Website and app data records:
BEGIN

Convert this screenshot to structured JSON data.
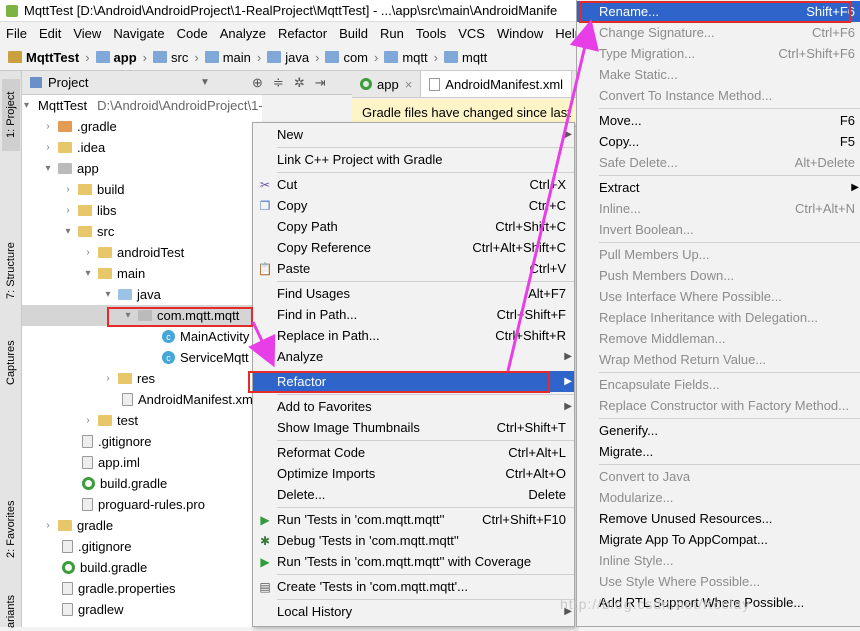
{
  "window": {
    "title": "MqttTest [D:\\Android\\AndroidProject\\1-RealProject\\MqttTest] - ...\\app\\src\\main\\AndroidManife"
  },
  "menubar": [
    "File",
    "Edit",
    "View",
    "Navigate",
    "Code",
    "Analyze",
    "Refactor",
    "Build",
    "Run",
    "Tools",
    "VCS",
    "Window",
    "Help"
  ],
  "breadcrumb": [
    "MqttTest",
    "app",
    "src",
    "main",
    "java",
    "com",
    "mqtt",
    "mqtt"
  ],
  "left_tabs": {
    "project": "1: Project",
    "structure": "7: Structure",
    "captures": "Captures",
    "favorites": "2: Favorites",
    "variants": "ariants"
  },
  "project_panel": {
    "view_label": "Project",
    "tree": [
      {
        "label": "MqttTest",
        "path": "D:\\Android\\AndroidProject\\1-RealProje"
      },
      {
        "label": ".gradle"
      },
      {
        "label": ".idea"
      },
      {
        "label": "app"
      },
      {
        "label": "build"
      },
      {
        "label": "libs"
      },
      {
        "label": "src"
      },
      {
        "label": "androidTest"
      },
      {
        "label": "main"
      },
      {
        "label": "java"
      },
      {
        "label": "com.mqtt.mqtt"
      },
      {
        "label": "MainActivity"
      },
      {
        "label": "ServiceMqtt"
      },
      {
        "label": "res"
      },
      {
        "label": "AndroidManifest.xml"
      },
      {
        "label": "test"
      },
      {
        "label": ".gitignore"
      },
      {
        "label": "app.iml"
      },
      {
        "label": "build.gradle"
      },
      {
        "label": "proguard-rules.pro"
      },
      {
        "label": "gradle"
      },
      {
        "label": ".gitignore"
      },
      {
        "label": "build.gradle"
      },
      {
        "label": "gradle.properties"
      },
      {
        "label": "gradlew"
      }
    ]
  },
  "editor": {
    "tabs": [
      "app",
      "AndroidManifest.xml"
    ],
    "banner": "Gradle files have changed since last"
  },
  "context_menu": [
    {
      "label": "New",
      "shortcut": ""
    },
    {
      "label": "Link C++ Project with Gradle",
      "shortcut": ""
    },
    {
      "label": "Cut",
      "shortcut": "Ctrl+X"
    },
    {
      "label": "Copy",
      "shortcut": "Ctrl+C"
    },
    {
      "label": "Copy Path",
      "shortcut": "Ctrl+Shift+C"
    },
    {
      "label": "Copy Reference",
      "shortcut": "Ctrl+Alt+Shift+C"
    },
    {
      "label": "Paste",
      "shortcut": "Ctrl+V"
    },
    {
      "label": "Find Usages",
      "shortcut": "Alt+F7"
    },
    {
      "label": "Find in Path...",
      "shortcut": "Ctrl+Shift+F"
    },
    {
      "label": "Replace in Path...",
      "shortcut": "Ctrl+Shift+R"
    },
    {
      "label": "Analyze",
      "shortcut": ""
    },
    {
      "label": "Refactor",
      "shortcut": ""
    },
    {
      "label": "Add to Favorites",
      "shortcut": ""
    },
    {
      "label": "Show Image Thumbnails",
      "shortcut": "Ctrl+Shift+T"
    },
    {
      "label": "Reformat Code",
      "shortcut": "Ctrl+Alt+L"
    },
    {
      "label": "Optimize Imports",
      "shortcut": "Ctrl+Alt+O"
    },
    {
      "label": "Delete...",
      "shortcut": "Delete"
    },
    {
      "label": "Run 'Tests in 'com.mqtt.mqtt''",
      "shortcut": "Ctrl+Shift+F10"
    },
    {
      "label": "Debug 'Tests in 'com.mqtt.mqtt''",
      "shortcut": ""
    },
    {
      "label": "Run 'Tests in 'com.mqtt.mqtt'' with Coverage",
      "shortcut": ""
    },
    {
      "label": "Create 'Tests in 'com.mqtt.mqtt'...",
      "shortcut": ""
    },
    {
      "label": "Local History",
      "shortcut": ""
    }
  ],
  "refactor_submenu": [
    {
      "label": "Rename...",
      "shortcut": "Shift+F6"
    },
    {
      "label": "Change Signature...",
      "shortcut": "Ctrl+F6"
    },
    {
      "label": "Type Migration...",
      "shortcut": "Ctrl+Shift+F6"
    },
    {
      "label": "Make Static...",
      "shortcut": ""
    },
    {
      "label": "Convert To Instance Method...",
      "shortcut": ""
    },
    {
      "label": "Move...",
      "shortcut": "F6"
    },
    {
      "label": "Copy...",
      "shortcut": "F5"
    },
    {
      "label": "Safe Delete...",
      "shortcut": "Alt+Delete"
    },
    {
      "label": "Extract",
      "shortcut": ""
    },
    {
      "label": "Inline...",
      "shortcut": "Ctrl+Alt+N"
    },
    {
      "label": "Invert Boolean...",
      "shortcut": ""
    },
    {
      "label": "Pull Members Up...",
      "shortcut": ""
    },
    {
      "label": "Push Members Down...",
      "shortcut": ""
    },
    {
      "label": "Use Interface Where Possible...",
      "shortcut": ""
    },
    {
      "label": "Replace Inheritance with Delegation...",
      "shortcut": ""
    },
    {
      "label": "Remove Middleman...",
      "shortcut": ""
    },
    {
      "label": "Wrap Method Return Value...",
      "shortcut": ""
    },
    {
      "label": "Encapsulate Fields...",
      "shortcut": ""
    },
    {
      "label": "Replace Constructor with Factory Method...",
      "shortcut": ""
    },
    {
      "label": "Generify...",
      "shortcut": ""
    },
    {
      "label": "Migrate...",
      "shortcut": ""
    },
    {
      "label": "Convert to Java",
      "shortcut": ""
    },
    {
      "label": "Modularize...",
      "shortcut": ""
    },
    {
      "label": "Remove Unused Resources...",
      "shortcut": ""
    },
    {
      "label": "Migrate App To AppCompat...",
      "shortcut": ""
    },
    {
      "label": "Inline Style...",
      "shortcut": ""
    },
    {
      "label": "Use Style Where Possible...",
      "shortcut": ""
    },
    {
      "label": "Add RTL Support Where Possible...",
      "shortcut": ""
    }
  ],
  "watermark": "http://blog.csdn.net/Kcclay",
  "colors": {
    "highlight": "#2f65ca",
    "annotation_red": "#e52a2a",
    "annotation_arrow": "#e83ee8"
  }
}
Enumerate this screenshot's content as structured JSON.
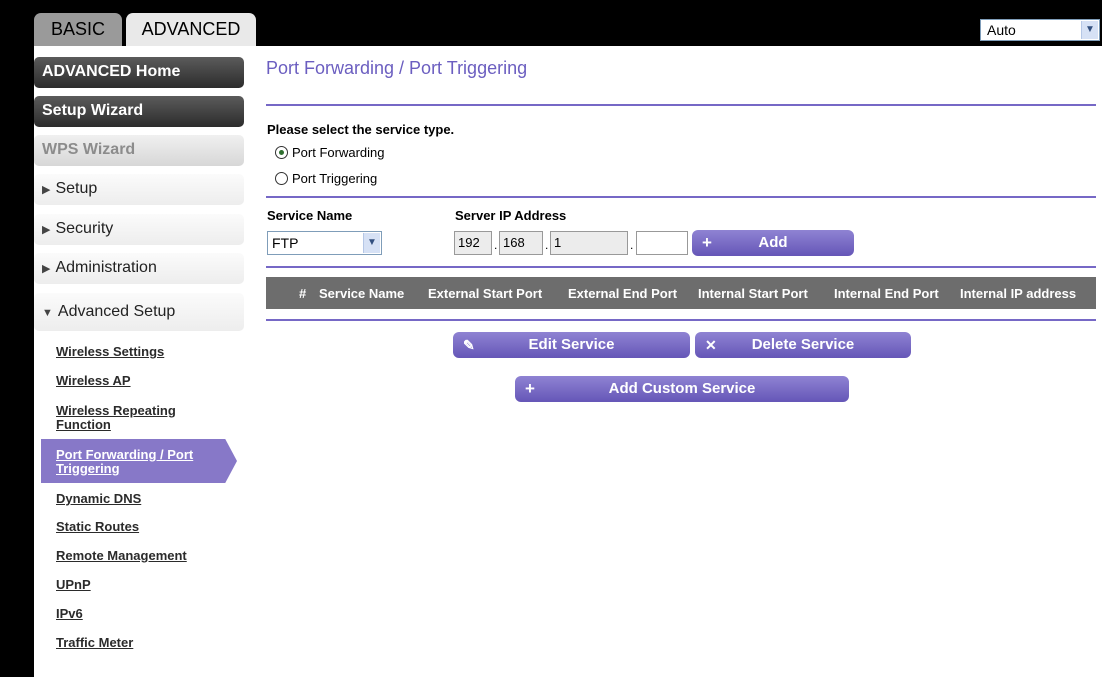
{
  "tabs": {
    "basic": "BASIC",
    "advanced": "ADVANCED"
  },
  "language": {
    "value": "Auto"
  },
  "sidebar": {
    "buttons": [
      {
        "label": "ADVANCED Home"
      },
      {
        "label": "Setup Wizard"
      },
      {
        "label": "WPS Wizard"
      },
      {
        "label": "Setup",
        "icon": "triangle-right"
      },
      {
        "label": "Security",
        "icon": "triangle-right"
      },
      {
        "label": "Administration",
        "icon": "triangle-right"
      },
      {
        "label": "Advanced Setup",
        "icon": "triangle-down"
      }
    ],
    "sublinks": [
      "Wireless Settings",
      "Wireless AP",
      "Wireless Repeating Function",
      "Port Forwarding / Port Triggering",
      "Dynamic DNS",
      "Static Routes",
      "Remote Management",
      "UPnP",
      "IPv6",
      "Traffic Meter"
    ]
  },
  "main": {
    "title": "Port Forwarding / Port Triggering",
    "service_type_prompt": "Please select the service type.",
    "radio_forwarding": "Port Forwarding",
    "radio_triggering": "Port Triggering",
    "service_name_label": "Service Name",
    "server_ip_label": "Server IP Address",
    "service_value": "FTP",
    "ip": [
      "192",
      "168",
      "1",
      ""
    ],
    "add_label": "Add",
    "columns": [
      "#",
      "Service Name",
      "External Start Port",
      "External End Port",
      "Internal Start Port",
      "Internal End Port",
      "Internal IP address"
    ],
    "edit_label": "Edit Service",
    "delete_label": "Delete Service",
    "add_custom_label": "Add Custom Service"
  },
  "colors": {
    "accent": "#7668c6",
    "button": "#6d5fc0",
    "header": "#6d6d6d"
  }
}
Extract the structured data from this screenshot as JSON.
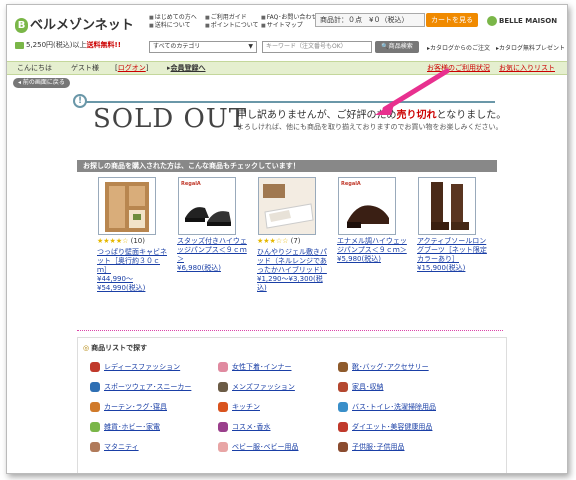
{
  "header": {
    "logo_text": "ベルメゾンネット",
    "promo_prefix": "5,250円(税込)以上",
    "promo_red": "送料無料!!",
    "top_links": [
      "はじめての方へ",
      "ご利用ガイド",
      "FAQ･お問い合わせ",
      "送料について",
      "ポイントについて",
      "サイトマップ"
    ],
    "cart_summary": "商品計：０点　¥０（税込）",
    "cart_button": "カートを見る",
    "brand": "BELLE MAISON",
    "category_select": "すべてのカテゴリ",
    "keyword_placeholder": "キーワード（注文番号もOK）",
    "search_button": "商品検索",
    "catalog_links": "▸カタログからのご注文　▸カタログ無料プレゼント"
  },
  "nav": {
    "greeting": "こんにちは",
    "guest": "ゲスト様",
    "login": "ログオン",
    "register": "会員登録へ",
    "customer_link": "お客様のご利用状況",
    "favorites_link": "お気に入りリスト",
    "back_button": "前の画面に戻る"
  },
  "soldout": {
    "title": "SOLD OUT",
    "message_pre": "申し訳ありませんが、ご好評のため",
    "message_red": "売り切れ",
    "message_post": "となりました。",
    "sub": "よろしければ、他にも商品を取り揃えておりますのでお買い物をお楽しみください。"
  },
  "recommend": {
    "header": "お探しの商品を購入された方は、こんな商品もチェックしています！",
    "products": [
      {
        "stars": "★★★★☆",
        "reviews": "(10)",
        "name": "つっぱり壁面キャビネット［奥行約３０ｃｍ］",
        "price": "¥44,990〜¥54,990(税込)"
      },
      {
        "stars": "",
        "reviews": "",
        "name": "スタッズ付きハイウェッジパンプス＜９ｃｍ＞",
        "price": "¥6,980(税込)"
      },
      {
        "stars": "★★★☆☆",
        "reviews": "(7)",
        "name": "ひんやりジェル敷きパッド（ネルレンジであったかハイブリッド）",
        "price": "¥1,290〜¥3,300(税込)"
      },
      {
        "stars": "",
        "reviews": "",
        "name": "エナメル調ハイウェッジパンプス＜９ｃｍ＞",
        "price": "¥5,980(税込)"
      },
      {
        "stars": "",
        "reviews": "",
        "name": "アクティブソールロングブーツ［ネット限定カラーあり］",
        "price": "¥15,900(税込)"
      }
    ]
  },
  "categories": {
    "title": "商品リストで探す",
    "items": [
      {
        "label": "レディースファッション",
        "icon": "dress-icon",
        "color": "#c0392b"
      },
      {
        "label": "女性下着･インナー",
        "icon": "lingerie-icon",
        "color": "#e08aa0"
      },
      {
        "label": "靴･バッグ･アクセサリー",
        "icon": "shoe-icon",
        "color": "#8e5a2b"
      },
      {
        "label": "スポーツウェア･スニーカー",
        "icon": "sneaker-icon",
        "color": "#2e6fb3"
      },
      {
        "label": "メンズファッション",
        "icon": "shirt-icon",
        "color": "#6b5b45"
      },
      {
        "label": "家具･収納",
        "icon": "furniture-icon",
        "color": "#b4472f"
      },
      {
        "label": "カーテン･ラグ･寝具",
        "icon": "curtain-icon",
        "color": "#d07a2a"
      },
      {
        "label": "キッチン",
        "icon": "kitchen-icon",
        "color": "#d9531e"
      },
      {
        "label": "バス･トイレ･洗濯掃除用品",
        "icon": "bath-icon",
        "color": "#3a8fc9"
      },
      {
        "label": "雑貨･ホビー･家電",
        "icon": "hobby-icon",
        "color": "#7ab648"
      },
      {
        "label": "コスメ･香水",
        "icon": "cosmetics-icon",
        "color": "#9a3f8c"
      },
      {
        "label": "ダイエット･美容健康用品",
        "icon": "diet-icon",
        "color": "#c0392b"
      },
      {
        "label": "マタニティ",
        "icon": "maternity-icon",
        "color": "#b07a5a"
      },
      {
        "label": "ベビー服･ベビー用品",
        "icon": "baby-icon",
        "color": "#e8a5a5"
      },
      {
        "label": "子供服･子供用品",
        "icon": "kids-icon",
        "color": "#8a4b2f"
      }
    ]
  }
}
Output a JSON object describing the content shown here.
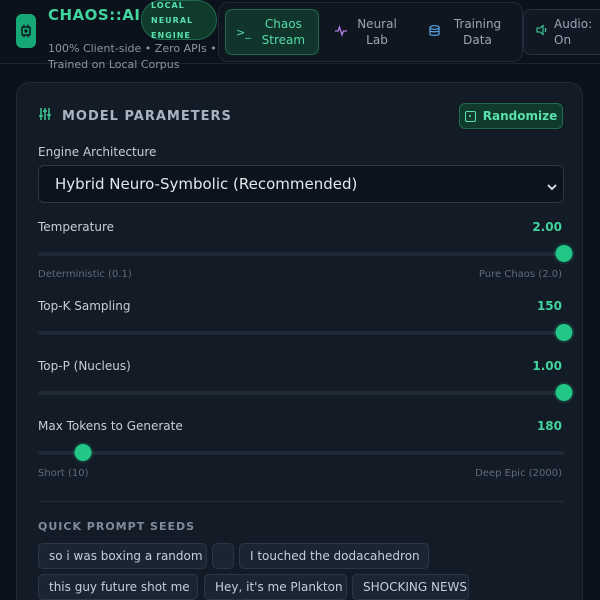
{
  "app": {
    "brand": "CHAOS::AI",
    "badge": "LOCAL NEURAL ENGINE",
    "subtitle": "100% Client-side • Zero APIs • Trained on Local Corpus"
  },
  "tabs": [
    {
      "label": "Chaos Stream",
      "icon": "terminal-icon",
      "active": true
    },
    {
      "label": "Neural Lab",
      "icon": "activity-icon",
      "active": false
    },
    {
      "label": "Training Data",
      "icon": "database-icon",
      "active": false
    }
  ],
  "audio": {
    "label": "Audio: On",
    "icon": "speaker-icon"
  },
  "panel": {
    "title": "MODEL PARAMETERS",
    "randomize_label": "Randomize",
    "engine_label": "Engine Architecture",
    "engine_value": "Hybrid Neuro-Symbolic (Recommended)",
    "params": {
      "temperature": {
        "label": "Temperature",
        "value": "2.00",
        "fraction": 1.0,
        "min_hint": "Deterministic (0.1)",
        "max_hint": "Pure Chaos (2.0)"
      },
      "topk": {
        "label": "Top-K Sampling",
        "value": "150",
        "fraction": 1.0
      },
      "topp": {
        "label": "Top-P (Nucleus)",
        "value": "1.00",
        "fraction": 1.0
      },
      "maxtokens": {
        "label": "Max Tokens to Generate",
        "value": "180",
        "fraction": 0.085,
        "min_hint": "Short (10)",
        "max_hint": "Deep Epic (2000)"
      }
    },
    "seeds_title": "QUICK PROMPT SEEDS",
    "seeds": [
      "so i was boxing a random",
      "",
      "I touched the dodacahedron",
      "this guy future shot me",
      "Hey, it's me Plankton",
      "SHOCKING NEWS:"
    ]
  },
  "colors": {
    "accent": "#22c687",
    "background": "#0c121b",
    "panel": "#131b27"
  }
}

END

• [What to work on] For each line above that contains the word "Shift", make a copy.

• [Your response]
      "shortcut": "Ctrl+Shift+C"
      "shortcut": "Ctrl+Alt+Shift+C"
      "shortcut": "Ctrl+Shift+F"
      "shortcut": "Ctrl+Shift+R"
      "shortcut": "Ctrl+Shift+T"
      "shortcut": "Ctrl+Shift+F10"
      "shortcut": "Shift+F6"
      "shortcut": "Ctrl+Shift+F6"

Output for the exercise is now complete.